Element data from apps and pages
* * * *

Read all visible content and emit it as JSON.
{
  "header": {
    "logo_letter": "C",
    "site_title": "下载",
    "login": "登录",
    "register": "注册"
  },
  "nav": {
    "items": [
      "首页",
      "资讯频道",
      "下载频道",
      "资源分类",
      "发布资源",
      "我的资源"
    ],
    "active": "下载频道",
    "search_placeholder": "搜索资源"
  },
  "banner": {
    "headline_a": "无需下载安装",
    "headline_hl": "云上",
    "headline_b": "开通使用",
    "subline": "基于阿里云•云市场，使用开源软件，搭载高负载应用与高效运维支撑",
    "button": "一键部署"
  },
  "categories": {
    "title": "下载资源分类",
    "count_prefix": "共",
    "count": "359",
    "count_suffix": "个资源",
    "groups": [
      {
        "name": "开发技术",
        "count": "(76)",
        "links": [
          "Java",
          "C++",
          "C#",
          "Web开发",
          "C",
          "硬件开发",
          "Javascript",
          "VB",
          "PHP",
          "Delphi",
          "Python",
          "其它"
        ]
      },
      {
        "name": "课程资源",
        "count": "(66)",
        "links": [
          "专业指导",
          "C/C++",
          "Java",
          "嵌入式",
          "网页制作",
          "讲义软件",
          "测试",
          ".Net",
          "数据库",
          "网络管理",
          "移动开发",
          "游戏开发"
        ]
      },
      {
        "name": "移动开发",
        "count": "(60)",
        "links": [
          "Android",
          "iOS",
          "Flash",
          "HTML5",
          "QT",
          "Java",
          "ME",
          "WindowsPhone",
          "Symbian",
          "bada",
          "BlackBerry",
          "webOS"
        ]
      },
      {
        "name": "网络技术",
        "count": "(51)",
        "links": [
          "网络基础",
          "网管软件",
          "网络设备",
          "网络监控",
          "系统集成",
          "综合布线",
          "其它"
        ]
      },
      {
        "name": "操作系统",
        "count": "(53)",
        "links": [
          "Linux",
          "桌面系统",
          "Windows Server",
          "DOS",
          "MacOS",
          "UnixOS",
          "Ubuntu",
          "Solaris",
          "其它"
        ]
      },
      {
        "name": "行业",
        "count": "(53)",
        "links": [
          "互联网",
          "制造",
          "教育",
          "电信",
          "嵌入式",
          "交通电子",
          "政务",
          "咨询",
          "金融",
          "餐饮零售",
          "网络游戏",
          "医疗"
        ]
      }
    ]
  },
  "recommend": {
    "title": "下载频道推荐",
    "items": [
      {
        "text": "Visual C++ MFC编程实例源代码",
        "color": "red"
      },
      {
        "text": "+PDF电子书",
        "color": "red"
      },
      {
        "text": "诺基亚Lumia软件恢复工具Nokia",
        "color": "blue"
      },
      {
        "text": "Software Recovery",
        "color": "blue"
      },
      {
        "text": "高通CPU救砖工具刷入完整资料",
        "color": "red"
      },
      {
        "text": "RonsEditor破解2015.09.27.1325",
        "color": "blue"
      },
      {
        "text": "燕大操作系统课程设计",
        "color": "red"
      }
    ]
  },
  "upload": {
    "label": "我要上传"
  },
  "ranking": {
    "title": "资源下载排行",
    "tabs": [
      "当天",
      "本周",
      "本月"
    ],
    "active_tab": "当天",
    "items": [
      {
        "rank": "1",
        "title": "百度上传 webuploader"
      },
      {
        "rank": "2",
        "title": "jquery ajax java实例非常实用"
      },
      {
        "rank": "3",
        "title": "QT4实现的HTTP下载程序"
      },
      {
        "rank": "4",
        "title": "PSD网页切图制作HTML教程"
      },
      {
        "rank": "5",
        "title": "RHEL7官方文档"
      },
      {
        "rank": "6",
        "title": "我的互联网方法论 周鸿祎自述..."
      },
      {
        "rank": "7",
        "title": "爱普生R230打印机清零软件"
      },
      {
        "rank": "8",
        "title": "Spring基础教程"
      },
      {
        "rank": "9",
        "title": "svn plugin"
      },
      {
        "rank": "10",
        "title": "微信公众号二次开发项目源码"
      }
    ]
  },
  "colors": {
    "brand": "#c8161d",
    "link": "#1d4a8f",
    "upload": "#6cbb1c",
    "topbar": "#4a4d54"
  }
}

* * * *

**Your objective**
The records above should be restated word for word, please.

**Task response**
Read all visible content and emit it as JSON.
{
  "header": {
    "logo_letter": "C",
    "site_title": "下载",
    "login": "登录",
    "register": "注册"
  },
  "nav": {
    "items": [
      "首页",
      "资讯频道",
      "下载频道",
      "资源分类",
      "发布资源",
      "我的资源"
    ],
    "active": "下载频道",
    "search_placeholder": "搜索资源"
  },
  "banner": {
    "headline_a": "无需下载安装",
    "headline_hl": "云上",
    "headline_b": "开通使用",
    "subline": "基于阿里云•云市场，使用开源软件，搭载高负载应用与高效运维支撑",
    "button": "一键部署"
  },
  "categories": {
    "title": "下载资源分类",
    "count_prefix": "共",
    "count": "359",
    "count_suffix": "个资源",
    "groups": [
      {
        "name": "开发技术",
        "count": "(76)",
        "links": [
          "Java",
          "C++",
          "C#",
          "Web开发",
          "C",
          "硬件开发",
          "Javascript",
          "VB",
          "PHP",
          "Delphi",
          "Python",
          "其它"
        ]
      },
      {
        "name": "课程资源",
        "count": "(66)",
        "links": [
          "专业指导",
          "C/C++",
          "Java",
          "嵌入式",
          "网页制作",
          "讲义软件",
          "测试",
          ".Net",
          "数据库",
          "网络管理",
          "移动开发",
          "游戏开发"
        ]
      },
      {
        "name": "移动开发",
        "count": "(60)",
        "links": [
          "Android",
          "iOS",
          "Flash",
          "HTML5",
          "QT",
          "Java",
          "ME",
          "WindowsPhone",
          "Symbian",
          "bada",
          "BlackBerry",
          "webOS"
        ]
      },
      {
        "name": "网络技术",
        "count": "(51)",
        "links": [
          "网络基础",
          "网管软件",
          "网络设备",
          "网络监控",
          "系统集成",
          "综合布线",
          "其它"
        ]
      },
      {
        "name": "操作系统",
        "count": "(53)",
        "links": [
          "Linux",
          "桌面系统",
          "Windows Server",
          "DOS",
          "MacOS",
          "UnixOS",
          "Ubuntu",
          "Solaris",
          "其它"
        ]
      },
      {
        "name": "行业",
        "count": "(53)",
        "links": [
          "互联网",
          "制造",
          "教育",
          "电信",
          "嵌入式",
          "交通电子",
          "政务",
          "咨询",
          "金融",
          "餐饮零售",
          "网络游戏",
          "医疗"
        ]
      }
    ]
  },
  "recommend": {
    "title": "下载频道推荐",
    "items": [
      {
        "text": "Visual C++ MFC编程实例源代码",
        "color": "red"
      },
      {
        "text": "+PDF电子书",
        "color": "red"
      },
      {
        "text": "诺基亚Lumia软件恢复工具Nokia",
        "color": "blue"
      },
      {
        "text": "Software Recovery",
        "color": "blue"
      },
      {
        "text": "高通CPU救砖工具刷入完整资料",
        "color": "red"
      },
      {
        "text": "RonsEditor破解2015.09.27.1325",
        "color": "blue"
      },
      {
        "text": "燕大操作系统课程设计",
        "color": "red"
      }
    ]
  },
  "upload": {
    "label": "我要上传"
  },
  "ranking": {
    "title": "资源下载排行",
    "tabs": [
      "当天",
      "本周",
      "本月"
    ],
    "active_tab": "当天",
    "items": [
      {
        "rank": "1",
        "title": "百度上传 webuploader"
      },
      {
        "rank": "2",
        "title": "jquery ajax java实例非常实用"
      },
      {
        "rank": "3",
        "title": "QT4实现的HTTP下载程序"
      },
      {
        "rank": "4",
        "title": "PSD网页切图制作HTML教程"
      },
      {
        "rank": "5",
        "title": "RHEL7官方文档"
      },
      {
        "rank": "6",
        "title": "我的互联网方法论 周鸿祎自述..."
      },
      {
        "rank": "7",
        "title": "爱普生R230打印机清零软件"
      },
      {
        "rank": "8",
        "title": "Spring基础教程"
      },
      {
        "rank": "9",
        "title": "svn plugin"
      },
      {
        "rank": "10",
        "title": "微信公众号二次开发项目源码"
      }
    ]
  },
  "colors": {
    "brand": "#c8161d",
    "link": "#1d4a8f",
    "upload": "#6cbb1c",
    "topbar": "#4a4d54"
  }
}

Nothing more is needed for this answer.